Running the risk of incurring wrath from beer producers all over the world, there does seem to be one particular beer style which attracts more attention than any other, and keeps reinventing itself to appeal to new generations of drinkers. IPA invariably features in the top 5 selling cask beers in the UK, and there is one brand which has consistently topped the leaderboard in Cask Marque’s Hall of Fame voted for by the Caskfinder Ale Trailers. It’s a strong IPA called Old Empire, brewed by Marstons.
Now I’ve written before about the origin of IPAs and the story behind them. But I’ve currently got four beer books in front of me and they all tell a slightly different story about how, where and why IPA grew to dominate the worlds brewing landscape. The more I research it, the more convoluted and cloudy the origins become, depending on which book I’m reading.
So whilst it’s fascinating to keep peeling back the layers and trying to get to the true story of IPA, I’ll stick to some facts I know and I’ll get onto why I’m writing about Old Empire this week.
Up until 60 years ago, the 24th May was celebrated with Empire Day, a day to celebrate pride in the achievements of Britain and its colonies, which accounted for around a quarter of the world’s population at one time. Patriotic songs were sung in schools, flags waved and tales of heroism recounted. How brave the British were by marching into foreign countries and dictating how they should be run! Britannia ruled the waves!
But as political views and the world changed as the Second World War drew to a close, Empire Day started to look slightly embarrassing. A little bit despotic, slightly tyrannical. So Empire Day was quietly pensioned off in 1958 and has subsequently been replaced with the more inclusive Commonwealth Day, celebrated in March.
What does remain is a thirst to create the type of beer that was once shipped around the world from towns such as Burton-upon-Trent. Which is where our Old Empire comes in. Originally developed in 2003, Marstons engaged the services of Roger Protz to advise how the beer should look, smell and taste.
What emerged was a powerful 5.7% beer, brewed using only Optic malt. This is a full flavoured, biscuity tasting malt, but it’s subtle, allowing other flavours to shine – particularly hops. Earthy, spicy, floral British hops are added to the brew, which when married with the Optic malt produces a classic English ale. Then American hops are added to give it that hop-bomb aroma and a ‘dash of lime’ flavour.
This was the first beer I tested when I was doing my training to become a beer assessor for Cask Marque. Under the tutelage of a seasoned beer inspector, I examined the clarity of Old Empire, checked the temperature, sniffed the foamy head and then took a gulp. Then another. The taste of the beer lingered long after the first mouthful, drying and resonant, demanding another swig.
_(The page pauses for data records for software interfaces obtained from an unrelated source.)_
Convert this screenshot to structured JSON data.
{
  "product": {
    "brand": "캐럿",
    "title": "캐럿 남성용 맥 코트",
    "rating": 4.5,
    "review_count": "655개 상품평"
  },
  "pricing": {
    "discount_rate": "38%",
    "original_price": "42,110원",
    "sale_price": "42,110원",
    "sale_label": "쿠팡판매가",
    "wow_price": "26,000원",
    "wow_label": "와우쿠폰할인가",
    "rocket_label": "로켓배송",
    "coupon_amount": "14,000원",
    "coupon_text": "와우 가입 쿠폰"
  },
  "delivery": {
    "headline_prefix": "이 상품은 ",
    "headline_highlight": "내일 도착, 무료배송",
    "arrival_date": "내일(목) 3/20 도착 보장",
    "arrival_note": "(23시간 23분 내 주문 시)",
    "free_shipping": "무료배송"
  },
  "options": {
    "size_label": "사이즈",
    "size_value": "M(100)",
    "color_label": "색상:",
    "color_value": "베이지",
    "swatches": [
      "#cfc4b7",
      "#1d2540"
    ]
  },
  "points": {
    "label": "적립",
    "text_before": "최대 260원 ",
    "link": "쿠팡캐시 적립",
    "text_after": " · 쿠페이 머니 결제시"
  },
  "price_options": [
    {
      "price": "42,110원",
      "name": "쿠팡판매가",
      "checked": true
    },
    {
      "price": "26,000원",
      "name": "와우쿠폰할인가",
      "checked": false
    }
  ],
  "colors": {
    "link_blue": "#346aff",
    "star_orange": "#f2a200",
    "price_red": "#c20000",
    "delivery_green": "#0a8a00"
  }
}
“You want to be careful with that one” said the landlord as he watched me. “It’s a bit special”
Special enough for Old Empire to become one of my favourite beers. It got top marks in that first assessment I did, and whenever I find it in a pub, it’s the benchmark for all the other beers on the bar. It absolutely deserves to be top of that Cask Marque leaderboard.
Whilst my beer books may recount how great our British beer was for the countries we so ‘generously’ colonised, we may want to reflect the amazing cuisine these countries rewarded us with.
So if you find Old Empire in the pub this weekend, pair it with a creamy Chicken Tikka Masala. The hops will meld with the coriander and cardamom, and the gentle carbonation will slice through the creaminess of the dish.